seminal Aston Martin model from the illustrious David Brown era, as well
as the most aspirational. This model introduced the sporty “gentleman’s
express” élan for which DB Aston Martins would become famous, and it
featured abundant power thanks to its W.O. Bentley-designed, 2.6-litre,
twin-cam, six-cylinder engine, which Aston had acquired with Brown’s
purchase of Lagonda. It is renowned for superb handling and impeccable
quality, and it continues to be highly prized for its purity of design,
landmark “first model” standing, and sheer rarity, as just 410 were
produced. Of those, only 98 factory-built drophead coupés were produced,
all of which were recorded as “coupés” on their build sheets. (During the
Brown era, Aston Martin regularly referred to its two-door closed cars as
“saloons” and its convertibles as “coupés”.)
A copy of the build sheet for chassis LML/50/237, which was provided by Aston Martin Dorset, records it as having been delivered by Birmingham dealer Charles Sidney to T. Casson, the namesake of T. Casson & Bro. Ltd., of Commercial Hill, Elland, on 16 December 1952. The car was originally equipped with a Purolator oil filter and M/C choke and ignition, as well as a Smiths speedometer in mph.
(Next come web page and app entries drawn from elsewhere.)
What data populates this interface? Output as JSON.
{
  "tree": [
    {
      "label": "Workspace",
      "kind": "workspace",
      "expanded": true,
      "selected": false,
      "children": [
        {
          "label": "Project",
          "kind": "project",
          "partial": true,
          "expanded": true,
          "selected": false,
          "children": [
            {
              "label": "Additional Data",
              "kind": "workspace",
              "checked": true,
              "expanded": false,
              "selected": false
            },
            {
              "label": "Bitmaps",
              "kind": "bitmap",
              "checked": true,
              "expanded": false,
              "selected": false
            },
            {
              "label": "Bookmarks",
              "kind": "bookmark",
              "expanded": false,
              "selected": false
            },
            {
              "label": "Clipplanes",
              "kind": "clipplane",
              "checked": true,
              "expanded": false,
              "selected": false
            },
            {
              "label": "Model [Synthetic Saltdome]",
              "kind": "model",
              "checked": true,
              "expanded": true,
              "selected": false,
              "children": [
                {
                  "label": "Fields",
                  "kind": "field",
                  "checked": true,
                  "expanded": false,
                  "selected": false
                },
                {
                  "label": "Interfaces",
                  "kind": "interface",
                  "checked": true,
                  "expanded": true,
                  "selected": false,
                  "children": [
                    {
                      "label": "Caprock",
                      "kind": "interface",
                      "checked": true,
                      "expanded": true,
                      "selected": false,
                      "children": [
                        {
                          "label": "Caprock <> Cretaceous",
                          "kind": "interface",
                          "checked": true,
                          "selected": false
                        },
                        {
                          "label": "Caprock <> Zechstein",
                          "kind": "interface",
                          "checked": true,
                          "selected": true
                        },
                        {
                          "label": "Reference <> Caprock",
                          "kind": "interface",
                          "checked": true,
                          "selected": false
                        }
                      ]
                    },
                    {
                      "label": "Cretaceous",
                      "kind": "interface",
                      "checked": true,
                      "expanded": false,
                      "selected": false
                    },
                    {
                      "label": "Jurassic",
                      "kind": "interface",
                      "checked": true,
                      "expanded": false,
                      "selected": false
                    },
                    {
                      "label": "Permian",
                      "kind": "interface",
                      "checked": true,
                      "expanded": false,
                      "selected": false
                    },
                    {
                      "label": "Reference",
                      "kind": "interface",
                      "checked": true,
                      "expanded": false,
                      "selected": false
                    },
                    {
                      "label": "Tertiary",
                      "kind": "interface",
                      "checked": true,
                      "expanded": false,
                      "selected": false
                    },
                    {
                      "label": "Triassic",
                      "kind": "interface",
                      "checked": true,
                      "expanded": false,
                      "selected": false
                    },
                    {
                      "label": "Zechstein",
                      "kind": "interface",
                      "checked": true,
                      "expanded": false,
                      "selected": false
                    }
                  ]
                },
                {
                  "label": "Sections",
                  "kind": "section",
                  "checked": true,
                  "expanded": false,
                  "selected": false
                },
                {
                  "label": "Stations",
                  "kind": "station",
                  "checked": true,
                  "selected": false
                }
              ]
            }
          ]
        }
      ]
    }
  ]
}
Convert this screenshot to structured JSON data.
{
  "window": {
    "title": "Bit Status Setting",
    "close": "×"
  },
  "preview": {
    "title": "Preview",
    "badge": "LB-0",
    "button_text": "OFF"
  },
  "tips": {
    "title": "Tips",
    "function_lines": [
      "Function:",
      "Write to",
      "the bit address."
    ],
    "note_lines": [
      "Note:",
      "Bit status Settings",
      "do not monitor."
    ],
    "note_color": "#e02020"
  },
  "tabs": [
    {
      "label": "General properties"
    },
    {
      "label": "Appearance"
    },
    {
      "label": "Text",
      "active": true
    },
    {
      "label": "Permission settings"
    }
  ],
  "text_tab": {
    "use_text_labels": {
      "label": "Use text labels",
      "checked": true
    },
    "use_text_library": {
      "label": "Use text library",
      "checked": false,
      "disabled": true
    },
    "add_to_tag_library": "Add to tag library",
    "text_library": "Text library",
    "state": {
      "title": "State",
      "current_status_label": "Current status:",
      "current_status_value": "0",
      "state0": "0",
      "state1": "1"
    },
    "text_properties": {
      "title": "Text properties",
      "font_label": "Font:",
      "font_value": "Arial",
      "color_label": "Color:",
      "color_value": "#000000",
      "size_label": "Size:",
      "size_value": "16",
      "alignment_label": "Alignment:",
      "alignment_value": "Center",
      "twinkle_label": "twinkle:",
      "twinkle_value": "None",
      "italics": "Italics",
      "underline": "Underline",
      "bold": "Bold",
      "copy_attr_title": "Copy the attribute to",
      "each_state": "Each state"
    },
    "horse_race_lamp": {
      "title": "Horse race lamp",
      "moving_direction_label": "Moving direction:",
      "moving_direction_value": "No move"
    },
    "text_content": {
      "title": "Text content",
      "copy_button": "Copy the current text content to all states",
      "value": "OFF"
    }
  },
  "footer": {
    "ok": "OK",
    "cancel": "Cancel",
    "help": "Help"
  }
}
Build records indicate that the car was eventually damaged in an accident and returned to the factory, where it was rebuilt back to its original condition and the present engine was installed. According to information provided by the consignor, in 1974 the car made its way into the ownership of a well-known connoisseur of Aston Martins in Plymouth, England, who drove it only on special occasions. After remaining in his ownership for 33 years, it was sold in “barn find” condition to the present caretaker, for whom a restoration was undertaken.
The car was professionally refinished in the iconic Aston Racing Green, which is so familiar to fans of the marque and model and so attractive on the DB2’s elegantly simple shape. The interior is outfitted in tight, fresh biscuit tan leather, which is overseen by a proper canvas top. The wire wheels are painted grey and shod in blackwall tyres, and a correct spare is found in the boot. The driver faces the exciting visage of a Brooklands steering wheel and a rich walnut dashboard capping, which is surrounded by more fine leather. Overall, the impression is fresh and properly done, without too much “bling”. This is a DB2 that appears as it would have when it left the factory. The restoration is incredibly fresh, and at the time of cataloguing, the car had recorded hardly a mile of travel since completion of the work.